If we look into the lives of all the saints, we shall find that it was by a spirit and gift of prayer that the Holy Ghost formed in their hearts the most perfect sentiments of all virtues. It is this which enlightens the understanding, and infuses a spiritual knowledge, and a heavenly wisdom, which is incomparably more excellent than that in which philosophers pride themselves. The same purifies the affections, sanctifies the soul, adorns it with virtues, and enriches it with every gift of heaven. Christ, who is the eternal wisdom, came down among us on earth to teach us more perfectly this heavenly language, and he alone is our master in it. He vouchsafed also to be our model.
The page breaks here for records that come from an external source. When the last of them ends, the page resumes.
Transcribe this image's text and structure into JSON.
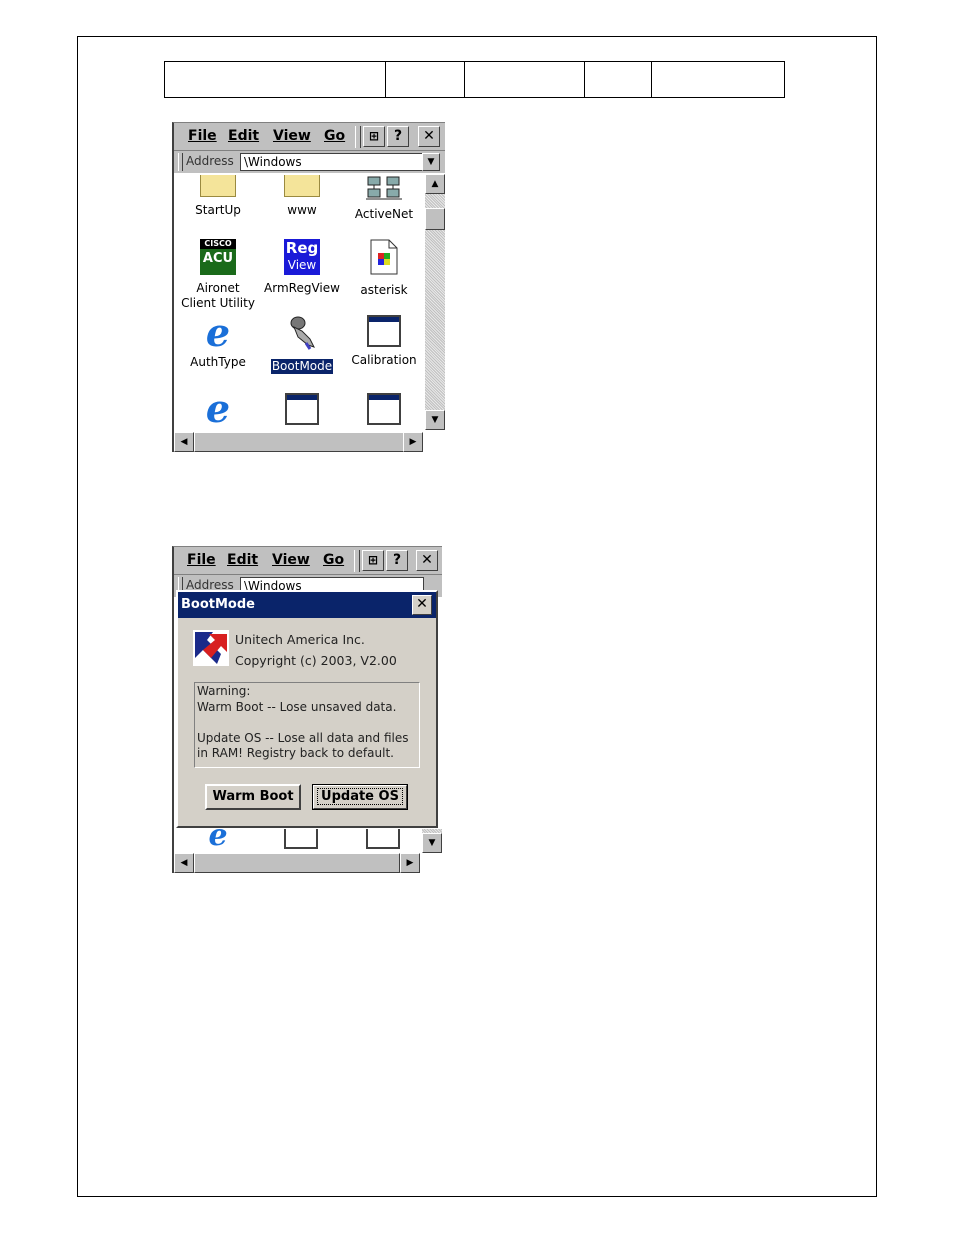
{
  "header_cells": [
    "",
    "",
    "",
    "",
    ""
  ],
  "window1": {
    "menu": [
      "File",
      "Edit",
      "View",
      "Go"
    ],
    "toolbar": {
      "properties_icon": "properties-icon",
      "help_label": "?",
      "close_label": "✕"
    },
    "address": {
      "label": "Address",
      "value": "\\Windows"
    },
    "icons": [
      {
        "label": "StartUp",
        "icon": "folder-icon"
      },
      {
        "label": "www",
        "icon": "folder-icon"
      },
      {
        "label": "ActiveNet",
        "icon": "network-icon"
      },
      {
        "label": "Aironet Client Utility",
        "icon": "cisco-acu-icon",
        "badge_top": "CISCO",
        "badge_bottom": "ACU"
      },
      {
        "label": "ArmRegView",
        "icon": "regview-icon",
        "badge_top": "Reg",
        "badge_bottom": "View"
      },
      {
        "label": "asterisk",
        "icon": "document-icon"
      },
      {
        "label": "AuthType",
        "icon": "internet-explorer-icon"
      },
      {
        "label": "BootMode",
        "icon": "bootmode-hand-icon",
        "selected": true
      },
      {
        "label": "Calibration",
        "icon": "application-window-icon"
      },
      {
        "label": "",
        "icon": "internet-explorer-icon"
      },
      {
        "label": "",
        "icon": "application-window-icon"
      },
      {
        "label": "",
        "icon": "application-window-icon"
      }
    ]
  },
  "window2": {
    "menu": [
      "File",
      "Edit",
      "View",
      "Go"
    ],
    "toolbar": {
      "help_label": "?",
      "close_label": "✕"
    },
    "address": {
      "label": "Address",
      "value": "\\Windows"
    },
    "dialog": {
      "title": "BootMode",
      "close_label": "✕",
      "company": "Unitech America Inc.",
      "copyright": "Copyright (c) 2003, V2.00",
      "warning_lines": [
        "Warning:",
        "Warm Boot -- Lose unsaved data.",
        "",
        "Update OS -- Lose all data and files",
        "in RAM! Registry back to default."
      ],
      "buttons": {
        "warm_boot": "Warm Boot",
        "update_os": "Update OS"
      }
    }
  }
}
In the first moment in which his holy soul began to exist, it exerted all its powers in contemplating and adorning the divine Trinity, and employed his affections in the most ardent acts of praise, love, thanksgiving, oblation, and the like. His whole moral life was an uninterrupted prayer; more freely to apply himself to this exercise, and to set us an example, he often retired into mountains and deserts, and spent whole nights in prayer; and to this employment he consecrated his last breath upon the cross. By him the saints were inspired to conceive an infinite esteem for holy prayer, and such a wonderful assiduity and ardor in this exercise, that many renounced altogether the commerce of men to only that of God, and his angels; and the rest learned the art of conversing secretly with heaven even amidst their exterior employments, which they only undertook for God. Holy pastors have always made retirement and a life of prayer their apprenticeship or preparation for the ministry, and afterward, amidst its functions were still men of prayer in them, having God always present to their mind, and setting apart intervals in the day, and a considerable part of the nights, to apply themselves with their whole attention to this exercise, in the silence of all creatures.